Dismiss Notice
Join Physics Forums Today!
The friendliest, high quality science and math community on the planet! Everyone who loves science is here!

Trajectory Position At A Given Time

  1. Mar 28, 2004 #1
    I am writing a graphics program to model projectile motion of a ball being thrown. What I am looking for is an equation that will give a specific X and Y coordinate, in the parabolic path, for any specific time it is given, and a arbitratry velocity and angle.

    For example, if I give it some arbitrary velocity and angle, I would like to be able to figure out how high in the air the ball is and how far it has traveled horizontally at 5 seconds, 13.4 seconds or any other random time.

    Any help would be appreciated.

  2. jcsd
  3. Mar 28, 2004 #2


    User Avatar
    Science Advisor

    What sort of simplifying assumptions are you making? A flat earth, constant acceleration of gravity w.r.t. altitude, no air drag?

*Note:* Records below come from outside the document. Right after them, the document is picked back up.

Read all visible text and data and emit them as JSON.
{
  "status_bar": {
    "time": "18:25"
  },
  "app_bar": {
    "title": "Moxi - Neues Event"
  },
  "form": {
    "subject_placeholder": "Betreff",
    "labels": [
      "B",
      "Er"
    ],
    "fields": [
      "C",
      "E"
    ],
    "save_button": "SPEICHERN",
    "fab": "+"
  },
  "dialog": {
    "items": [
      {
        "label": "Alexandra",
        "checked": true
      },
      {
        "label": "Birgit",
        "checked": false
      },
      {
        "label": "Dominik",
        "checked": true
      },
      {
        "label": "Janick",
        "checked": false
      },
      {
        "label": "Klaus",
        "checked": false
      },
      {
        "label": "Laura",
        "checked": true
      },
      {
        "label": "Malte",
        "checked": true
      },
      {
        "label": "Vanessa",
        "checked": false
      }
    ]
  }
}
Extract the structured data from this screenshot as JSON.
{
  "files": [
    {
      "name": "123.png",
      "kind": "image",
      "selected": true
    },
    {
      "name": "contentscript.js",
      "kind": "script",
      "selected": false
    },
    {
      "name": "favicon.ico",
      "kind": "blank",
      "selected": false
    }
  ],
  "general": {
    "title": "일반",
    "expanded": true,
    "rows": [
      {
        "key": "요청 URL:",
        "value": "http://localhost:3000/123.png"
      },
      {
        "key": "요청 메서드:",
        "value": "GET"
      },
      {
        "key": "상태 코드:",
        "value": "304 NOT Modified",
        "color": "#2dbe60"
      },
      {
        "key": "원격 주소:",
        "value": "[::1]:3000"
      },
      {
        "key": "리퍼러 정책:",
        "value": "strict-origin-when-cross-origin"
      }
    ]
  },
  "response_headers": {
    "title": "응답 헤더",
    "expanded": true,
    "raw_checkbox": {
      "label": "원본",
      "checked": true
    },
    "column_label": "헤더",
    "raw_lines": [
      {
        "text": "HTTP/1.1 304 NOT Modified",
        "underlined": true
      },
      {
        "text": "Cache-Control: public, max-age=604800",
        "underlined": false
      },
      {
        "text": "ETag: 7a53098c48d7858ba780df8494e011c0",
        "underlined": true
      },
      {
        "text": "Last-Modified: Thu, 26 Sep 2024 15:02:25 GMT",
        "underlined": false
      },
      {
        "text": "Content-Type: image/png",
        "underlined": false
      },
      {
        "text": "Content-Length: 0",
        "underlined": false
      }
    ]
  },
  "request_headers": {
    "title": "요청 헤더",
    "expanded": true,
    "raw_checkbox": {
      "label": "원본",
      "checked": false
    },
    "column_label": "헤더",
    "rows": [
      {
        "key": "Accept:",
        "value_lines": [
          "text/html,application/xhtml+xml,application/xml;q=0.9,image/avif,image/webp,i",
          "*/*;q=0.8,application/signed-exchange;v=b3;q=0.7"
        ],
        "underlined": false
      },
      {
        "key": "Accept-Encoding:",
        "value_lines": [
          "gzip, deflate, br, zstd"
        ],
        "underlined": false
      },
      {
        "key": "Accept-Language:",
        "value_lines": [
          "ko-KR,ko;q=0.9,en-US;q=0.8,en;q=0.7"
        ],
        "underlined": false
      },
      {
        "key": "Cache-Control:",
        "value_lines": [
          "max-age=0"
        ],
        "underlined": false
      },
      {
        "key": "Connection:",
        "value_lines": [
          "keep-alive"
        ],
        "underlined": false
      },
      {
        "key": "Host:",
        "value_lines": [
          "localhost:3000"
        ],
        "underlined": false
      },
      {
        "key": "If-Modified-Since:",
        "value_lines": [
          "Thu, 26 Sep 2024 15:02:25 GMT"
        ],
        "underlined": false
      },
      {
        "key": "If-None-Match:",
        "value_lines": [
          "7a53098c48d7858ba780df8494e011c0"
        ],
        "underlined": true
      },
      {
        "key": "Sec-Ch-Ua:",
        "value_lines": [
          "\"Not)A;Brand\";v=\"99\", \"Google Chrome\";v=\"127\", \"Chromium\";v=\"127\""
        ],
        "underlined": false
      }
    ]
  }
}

Since you mention "parabolic path," I imagine you are going with all of these idealizations.

    If you idealize (simplify) things enough, you can make use of closed-form solutions that were worked out with calculus centuries ago. If you are going to make it more realistic, you will probably have to resort to numerical approximation methods.
  4. Mar 28, 2004 #3


    User Avatar
    Staff Emeritus
    Science Advisor
    Gold Member

    A strictly time depentent solution is pretty easy. The only force acting is gravity. Application of Newtons laws gives.

    in the x direction

    [tex]v_x (0) =v_i(0) cos(\theta) [/tex]
    [tex] x(t) = v_x(0)t + C [/tex]

    If you define the origion as the point where the ball is thrown C=0

    Gravity acts in the y direction so

    [tex] \frac {d^2y} {dt^2} = -g [/tex]

    [tex] \frac {dy} {dt} = -gt + v_y(0) [/tex]
    [tex]v_y(0) = v_i(0) sin (\theta) [/tex]

    [tex] y(t) = Y_0 + v_y(0)t - \frac {g t^2} 2 [/tex]
    Last edited: Mar 28, 2004
  5. Mar 28, 2004 #4


    User Avatar
    Science Advisor

    And thereby Integral has derived your parabolic curve, parameterized by time t.
Share this great discussion with others via Reddit, Google+, Twitter, or Facebook